DATA SUPPLIED:

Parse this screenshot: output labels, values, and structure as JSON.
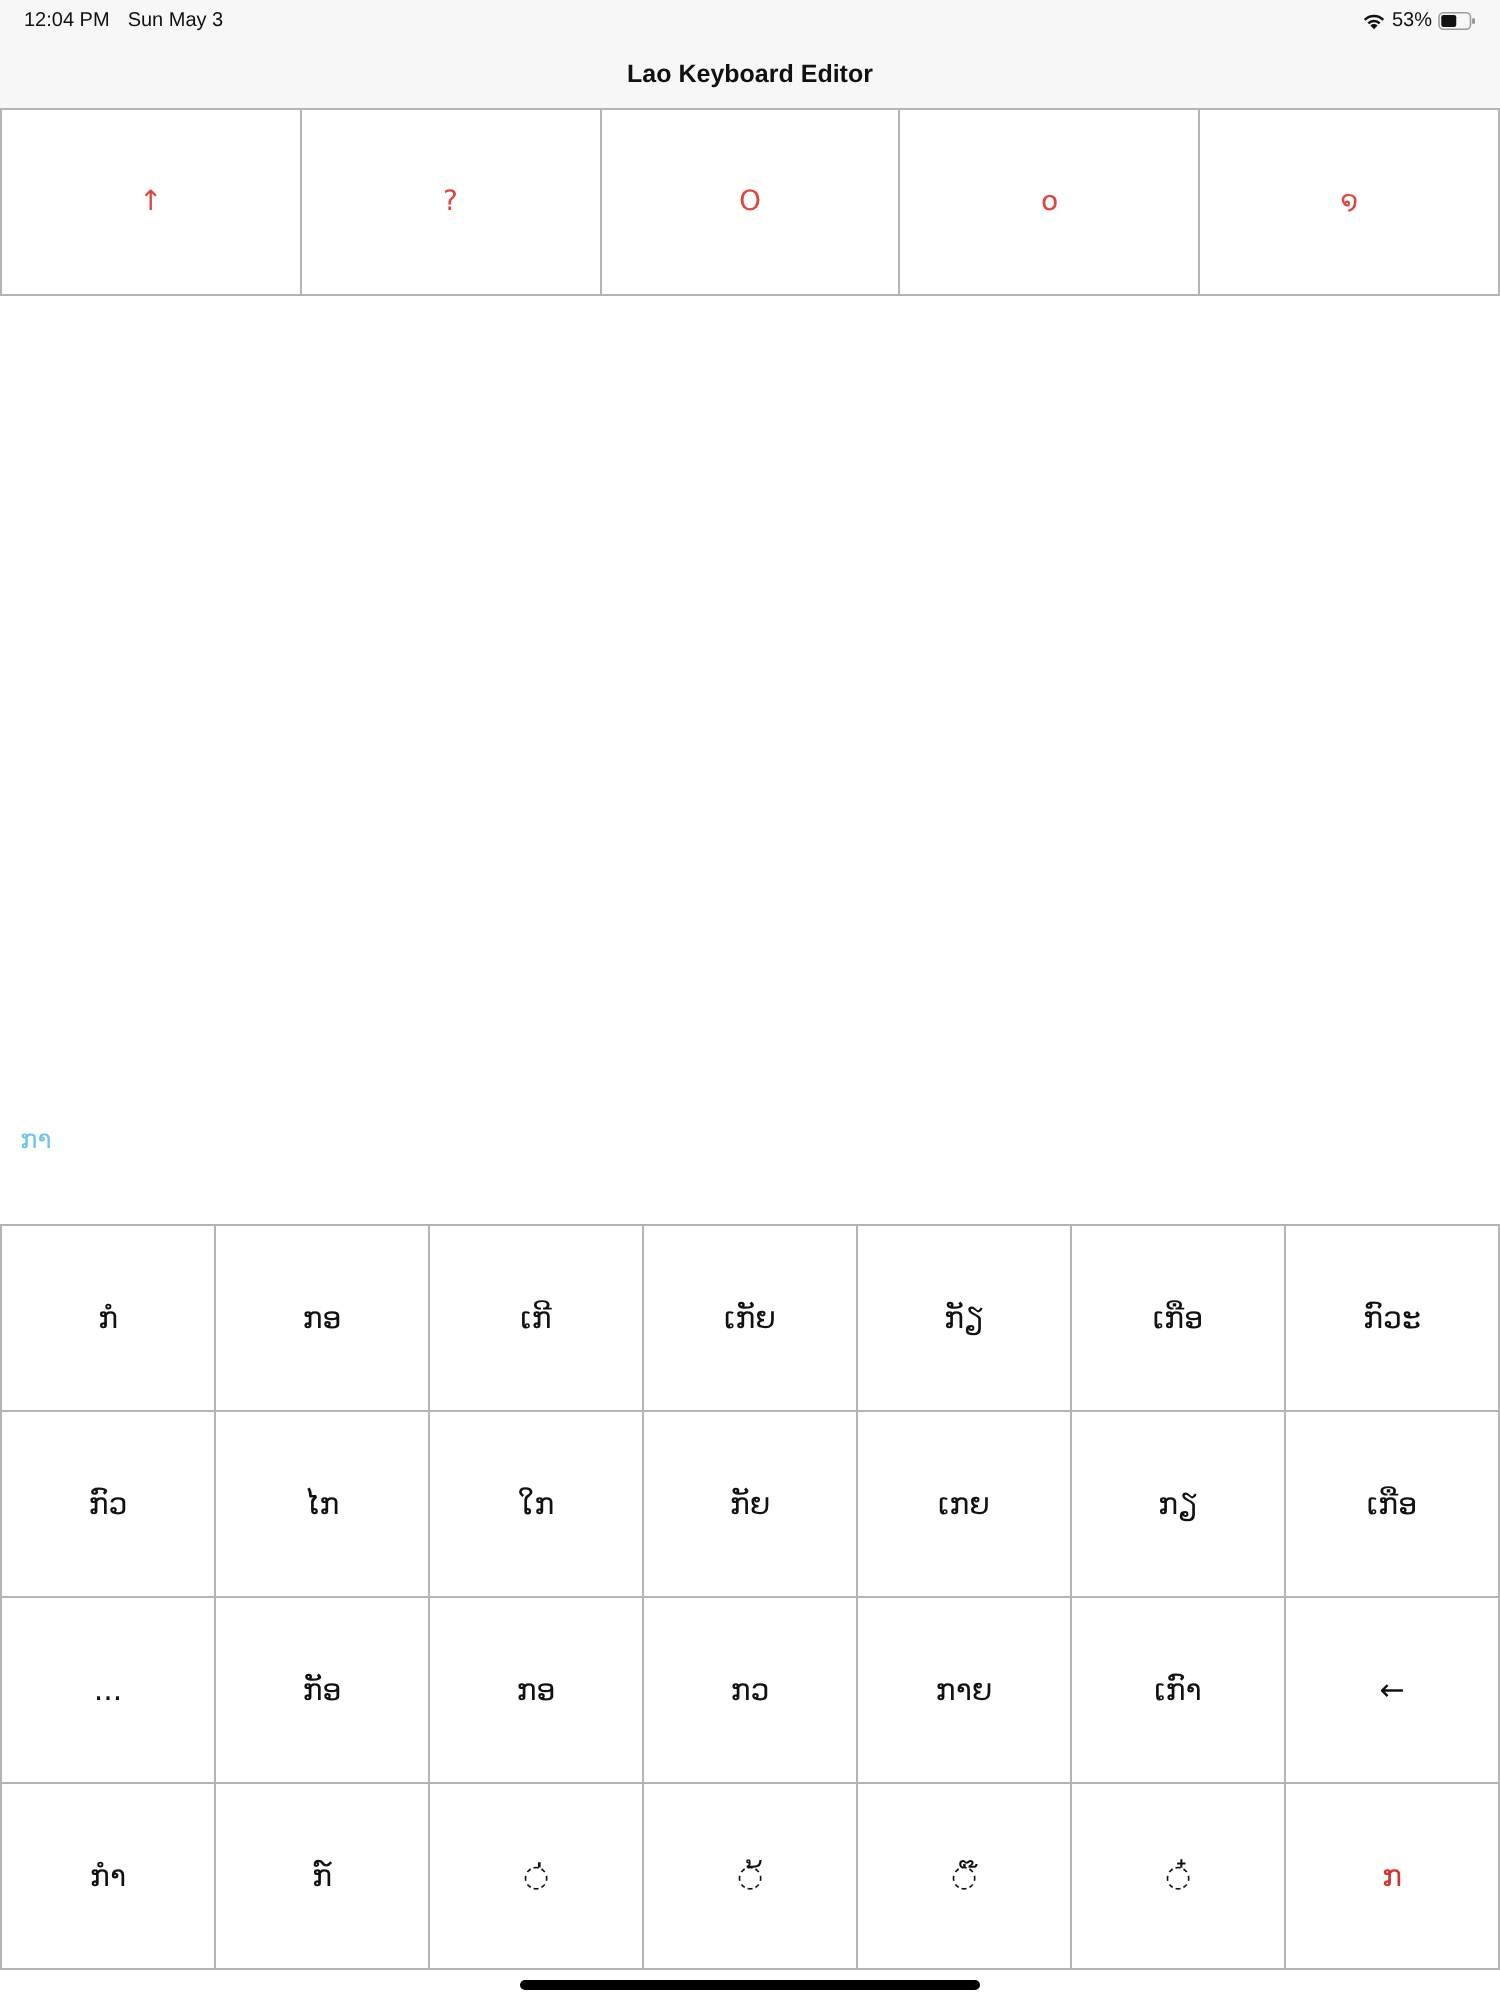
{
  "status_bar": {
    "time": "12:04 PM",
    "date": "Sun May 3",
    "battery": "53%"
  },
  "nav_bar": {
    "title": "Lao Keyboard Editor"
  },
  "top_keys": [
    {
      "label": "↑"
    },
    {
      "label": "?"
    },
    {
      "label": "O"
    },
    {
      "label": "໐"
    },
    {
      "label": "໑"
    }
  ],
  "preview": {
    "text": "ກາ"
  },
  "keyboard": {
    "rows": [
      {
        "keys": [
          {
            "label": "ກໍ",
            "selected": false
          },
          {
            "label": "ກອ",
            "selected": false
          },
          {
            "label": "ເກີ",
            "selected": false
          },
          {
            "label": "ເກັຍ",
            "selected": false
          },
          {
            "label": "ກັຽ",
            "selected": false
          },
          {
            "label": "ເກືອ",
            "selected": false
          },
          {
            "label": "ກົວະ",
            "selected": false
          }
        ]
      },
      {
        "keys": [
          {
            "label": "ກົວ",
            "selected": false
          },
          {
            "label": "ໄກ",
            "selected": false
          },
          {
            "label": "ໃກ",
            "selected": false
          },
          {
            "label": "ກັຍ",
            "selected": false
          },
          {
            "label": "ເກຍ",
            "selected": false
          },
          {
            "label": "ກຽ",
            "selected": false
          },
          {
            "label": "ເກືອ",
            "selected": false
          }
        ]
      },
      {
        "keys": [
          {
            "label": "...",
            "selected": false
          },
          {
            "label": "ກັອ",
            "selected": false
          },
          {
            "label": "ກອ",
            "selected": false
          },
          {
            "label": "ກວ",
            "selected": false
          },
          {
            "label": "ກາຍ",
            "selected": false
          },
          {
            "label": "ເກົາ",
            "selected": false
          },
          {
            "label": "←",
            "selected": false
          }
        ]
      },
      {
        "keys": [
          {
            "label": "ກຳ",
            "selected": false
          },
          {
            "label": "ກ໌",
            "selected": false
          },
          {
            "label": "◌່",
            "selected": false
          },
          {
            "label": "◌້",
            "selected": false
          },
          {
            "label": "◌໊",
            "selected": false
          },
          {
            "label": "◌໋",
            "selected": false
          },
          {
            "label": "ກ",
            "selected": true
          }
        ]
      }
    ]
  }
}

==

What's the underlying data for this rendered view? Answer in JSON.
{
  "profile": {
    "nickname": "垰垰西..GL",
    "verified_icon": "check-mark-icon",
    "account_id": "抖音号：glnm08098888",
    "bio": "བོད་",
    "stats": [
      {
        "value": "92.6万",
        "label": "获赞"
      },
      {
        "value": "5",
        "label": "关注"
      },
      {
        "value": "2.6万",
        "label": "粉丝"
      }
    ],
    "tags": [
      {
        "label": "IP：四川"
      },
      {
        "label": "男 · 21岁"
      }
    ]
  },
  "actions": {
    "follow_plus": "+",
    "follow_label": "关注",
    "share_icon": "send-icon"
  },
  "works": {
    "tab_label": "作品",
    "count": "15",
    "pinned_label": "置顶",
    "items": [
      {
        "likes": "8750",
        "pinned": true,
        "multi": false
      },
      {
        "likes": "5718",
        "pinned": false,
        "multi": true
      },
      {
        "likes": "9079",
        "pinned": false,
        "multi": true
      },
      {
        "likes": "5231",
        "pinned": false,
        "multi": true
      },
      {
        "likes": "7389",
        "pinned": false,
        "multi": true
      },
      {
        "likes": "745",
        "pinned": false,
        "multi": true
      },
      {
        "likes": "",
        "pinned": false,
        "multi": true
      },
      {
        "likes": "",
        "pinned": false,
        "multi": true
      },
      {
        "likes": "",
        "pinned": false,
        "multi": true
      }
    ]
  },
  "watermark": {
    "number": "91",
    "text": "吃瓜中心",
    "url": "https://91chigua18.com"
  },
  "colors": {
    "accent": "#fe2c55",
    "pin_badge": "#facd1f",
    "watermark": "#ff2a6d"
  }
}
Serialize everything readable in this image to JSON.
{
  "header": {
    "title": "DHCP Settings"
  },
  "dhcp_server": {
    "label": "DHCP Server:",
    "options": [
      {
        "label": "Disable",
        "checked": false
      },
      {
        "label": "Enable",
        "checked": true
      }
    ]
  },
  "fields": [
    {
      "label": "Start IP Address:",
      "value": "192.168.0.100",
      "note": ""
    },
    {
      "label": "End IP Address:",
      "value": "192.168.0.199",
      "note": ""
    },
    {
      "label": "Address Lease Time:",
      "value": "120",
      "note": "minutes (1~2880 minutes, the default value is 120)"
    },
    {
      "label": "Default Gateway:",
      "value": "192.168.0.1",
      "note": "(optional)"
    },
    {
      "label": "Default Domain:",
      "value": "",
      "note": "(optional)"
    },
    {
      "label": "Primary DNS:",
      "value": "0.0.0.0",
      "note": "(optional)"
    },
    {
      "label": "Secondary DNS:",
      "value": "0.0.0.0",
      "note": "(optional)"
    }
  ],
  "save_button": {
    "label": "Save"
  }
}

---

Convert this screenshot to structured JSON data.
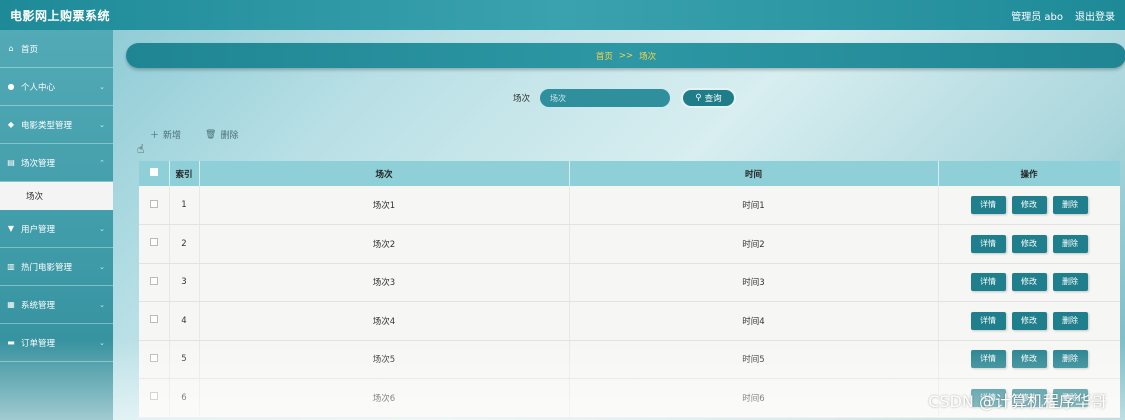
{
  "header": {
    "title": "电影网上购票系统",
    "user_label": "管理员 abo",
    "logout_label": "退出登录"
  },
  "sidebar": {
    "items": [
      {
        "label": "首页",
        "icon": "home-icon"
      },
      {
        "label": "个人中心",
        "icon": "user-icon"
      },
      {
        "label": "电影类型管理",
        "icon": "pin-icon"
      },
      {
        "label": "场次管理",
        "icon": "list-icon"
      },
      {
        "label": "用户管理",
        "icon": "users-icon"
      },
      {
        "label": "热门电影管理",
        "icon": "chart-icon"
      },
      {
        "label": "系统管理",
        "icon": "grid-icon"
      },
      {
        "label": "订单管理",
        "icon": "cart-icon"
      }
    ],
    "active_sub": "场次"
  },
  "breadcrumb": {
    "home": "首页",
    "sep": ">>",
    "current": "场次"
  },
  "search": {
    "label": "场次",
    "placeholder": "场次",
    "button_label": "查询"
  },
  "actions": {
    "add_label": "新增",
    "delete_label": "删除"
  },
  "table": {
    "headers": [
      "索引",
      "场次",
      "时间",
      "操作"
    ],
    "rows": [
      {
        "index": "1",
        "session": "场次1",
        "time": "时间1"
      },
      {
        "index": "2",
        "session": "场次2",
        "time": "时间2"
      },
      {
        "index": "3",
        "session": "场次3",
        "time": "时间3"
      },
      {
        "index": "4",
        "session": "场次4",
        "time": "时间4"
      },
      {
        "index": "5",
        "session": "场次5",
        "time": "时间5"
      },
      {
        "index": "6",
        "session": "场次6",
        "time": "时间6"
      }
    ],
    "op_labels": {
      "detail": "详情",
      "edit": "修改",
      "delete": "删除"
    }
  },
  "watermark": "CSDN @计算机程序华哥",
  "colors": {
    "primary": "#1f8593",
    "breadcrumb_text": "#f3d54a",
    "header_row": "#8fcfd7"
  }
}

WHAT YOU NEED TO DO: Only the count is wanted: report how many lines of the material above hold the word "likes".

REPLY TO THE TASK: 9